Advanced, the MSP forced to shut down some of its servers last week after identifying an “issue” with its infrastructure hosting products, has confirmed a ransomware attack and says recovery will be in the order of weeks.
The incident was spotted on 4 August and efforts to contain it resulted in server and network connections being taken offline, causing the loss of service on products used by Health & Care customers. Affected hosted products include Adastra, Caresys, Odyssey, Carenotes, Crosscare and Staffplan.
Some 36 customers from the UK’s National Health Service (NHS) use services provided by Advanced, including NHS 111, which provides round-the-clock support such as health information. Adastra, for example, is said to work with 85 percent of NHS 111 Services, and call operators were forced to use pen and paper to keep things running.
The turn of events bore all the signs of a serious security strike and in its latest update on 10 August, Advanced confirmed it fell victim to “ransomware.”
Third party forensic specialists at Mandiant and Microsoft DART teams are working with Advanced’s techies to “ensure our systems are back online securely with enhanced protections.”
Advanced said communication is also being maintained with the NHS, the National Cyber Security Centre (NCSC) and UK data watchdog the ICO.
“We want to stress that there is nothing to suggest that our customers are at risk of malware spread and believe that early intervention from our Incident Response Team contained this issue to a small number of servers,” the update says.
No further issues have since been detected, the company added.
As for the way forward? Sources told us on 5 August they were informed that services may resume on 9 August but that was seemingly overly optimistic.
Advanced’s update says: “We are rebuilding and restoring impacted systems in a separate and secure environment. To help all customers feel confident in reconnecting to our products once service is restored, we have implemented a defined process by which all environments will be systematically checked prior to securely bringing them online.
This process includes:
- Implementing additional blocking rules and further restricting privileged accounts for Advanced staff;
- Scanning all impacted systems and ensuring they are fully patched;
- Resetting credentials;
- Deploying additional endpoint detection and response agents; and
- Conducting 24/7 monitoring.
Following this, Advanced will bring impacted infrastructure back online and reconnect services “as part of a phased return.”
“With respect to the NHS, we are working with them and the NCSC to validate the additional steps we have taken, at which point the NHS will begin to bring its services back online.
“For NHS 111 and other urgent care customers using Adastra and NHS Trusts using eFinancials, we anticipate this phased process to begin within the next few days. For other NHS customers and Care organisations our current view is that it will be necessary to maintain existing contingency plans for at least three to four more weeks. We are working tirelessly to bring this timeline forward, and while we are hopeful to do so, we want our customers to be prepared. We will continue to provide updates as we make progress.”
Advanced said it is the “early stages of our investigation into this incident” and has “not yet confirmed the root cause,” which it admitted “may take time.”
“With respect to potentially impacted data, our investigation is underway, and when we have more information about potential data access or exfiltration, we will update customers as appropriate.
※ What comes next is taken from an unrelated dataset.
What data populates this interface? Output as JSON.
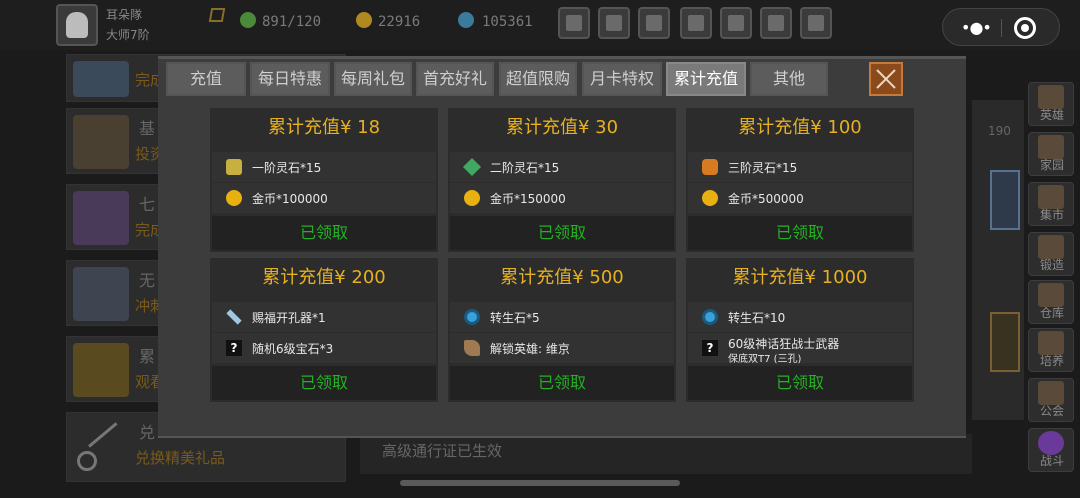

Additionally, we will comply with applicable notification obligations,” it adds.
It thanked customers for their “continued patience”, adding: “We fully understand the challenges this incident has caused for many of our stakeholders.”
A security source close to the matter told us there are suggestions the criminals behind the ransomware could have been in Advanced’s network for months, and that hundreds of millions of NHS records may have been captured.
We asked Advanced about this, and whether they are negotiating with the extortionists.
In response, the company sent us a statement from Simon Short, chief operating officer:
“We are continuing to make progress in our response to this incident. We are doing this by following a rigorous phased approach, in consultation with our customers and relevant authorities. We thank all our stakeholders for their patience and understanding as our team works around the clock to resume service as safely and securely as possible.” ®